======== Records shown
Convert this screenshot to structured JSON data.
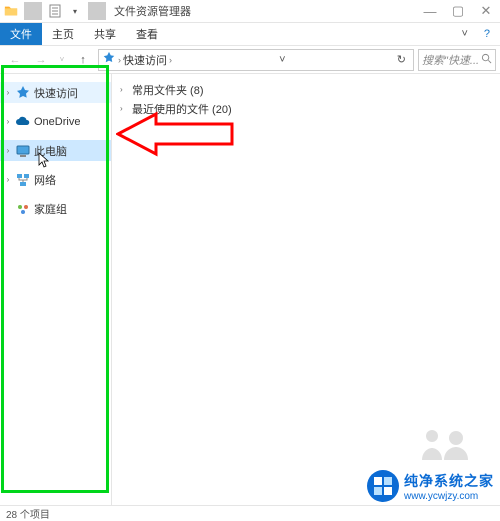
{
  "window": {
    "title": "文件资源管理器",
    "controls": {
      "min": "—",
      "max": "▢",
      "close": "✕"
    }
  },
  "ribbon": {
    "file": "文件",
    "home": "主页",
    "share": "共享",
    "view": "查看",
    "expand_icon": "˅",
    "help_icon": "?"
  },
  "address": {
    "back": "←",
    "forward": "→",
    "recent_drop": "˅",
    "up": "↑",
    "crumb_sep": "›",
    "location": "快速访问",
    "location_sep": "›",
    "refresh": "↻",
    "go_drop": "˅",
    "search_placeholder": "搜索\"快速...",
    "search_icon": "🔍"
  },
  "nav": {
    "items": [
      {
        "twisty": "›",
        "label": "快速访问",
        "icon": "star",
        "cls": "quick"
      },
      {
        "twisty": "›",
        "label": "OneDrive",
        "icon": "cloud",
        "cls": ""
      },
      {
        "twisty": "›",
        "label": "此电脑",
        "icon": "pc",
        "cls": "selected"
      },
      {
        "twisty": "›",
        "label": "网络",
        "icon": "net",
        "cls": ""
      },
      {
        "twisty": "",
        "label": "家庭组",
        "icon": "home",
        "cls": ""
      }
    ]
  },
  "content": {
    "rows": [
      {
        "twisty": "›",
        "label": "常用文件夹 (8)"
      },
      {
        "twisty": "›",
        "label": "最近使用的文件 (20)"
      }
    ]
  },
  "status": {
    "text": "28 个项目"
  },
  "watermark": {
    "line1": "纯净系统之家",
    "line2": "www.ycwjzy.com"
  }
}
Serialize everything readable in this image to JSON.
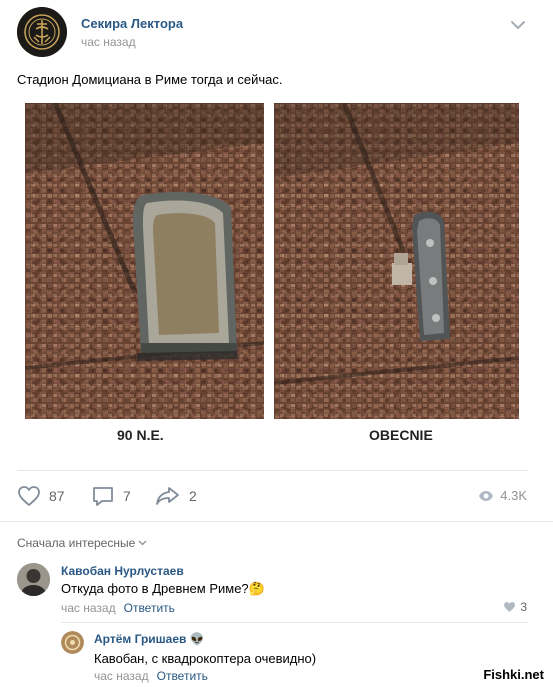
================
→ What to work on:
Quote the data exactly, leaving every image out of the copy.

→ Task answer:
Convert this screenshot to structured JSON data.
{
  "window": {
    "title": "文件资源管理器",
    "controls": {
      "min": "—",
      "max": "▢",
      "close": "✕"
    }
  },
  "ribbon": {
    "file": "文件",
    "home": "主页",
    "share": "共享",
    "view": "查看",
    "expand_icon": "˅",
    "help_icon": "?"
  },
  "address": {
    "back": "←",
    "forward": "→",
    "recent_drop": "˅",
    "up": "↑",
    "crumb_sep": "›",
    "location": "快速访问",
    "location_sep": "›",
    "refresh": "↻",
    "go_drop": "˅",
    "search_placeholder": "搜索\"快速...",
    "search_icon": "🔍"
  },
  "nav": {
    "items": [
      {
        "twisty": "›",
        "label": "快速访问",
        "icon": "star",
        "cls": "quick"
      },
      {
        "twisty": "›",
        "label": "OneDrive",
        "icon": "cloud",
        "cls": ""
      },
      {
        "twisty": "›",
        "label": "此电脑",
        "icon": "pc",
        "cls": "selected"
      },
      {
        "twisty": "›",
        "label": "网络",
        "icon": "net",
        "cls": ""
      },
      {
        "twisty": "",
        "label": "家庭组",
        "icon": "home",
        "cls": ""
      }
    ]
  },
  "content": {
    "rows": [
      {
        "twisty": "›",
        "label": "常用文件夹 (8)"
      },
      {
        "twisty": "›",
        "label": "最近使用的文件 (20)"
      }
    ]
  },
  "status": {
    "text": "28 个项目"
  },
  "watermark": {
    "line1": "纯净系统之家",
    "line2": "www.ycwjzy.com"
  }
}
Serialize everything readable in this image to JSON.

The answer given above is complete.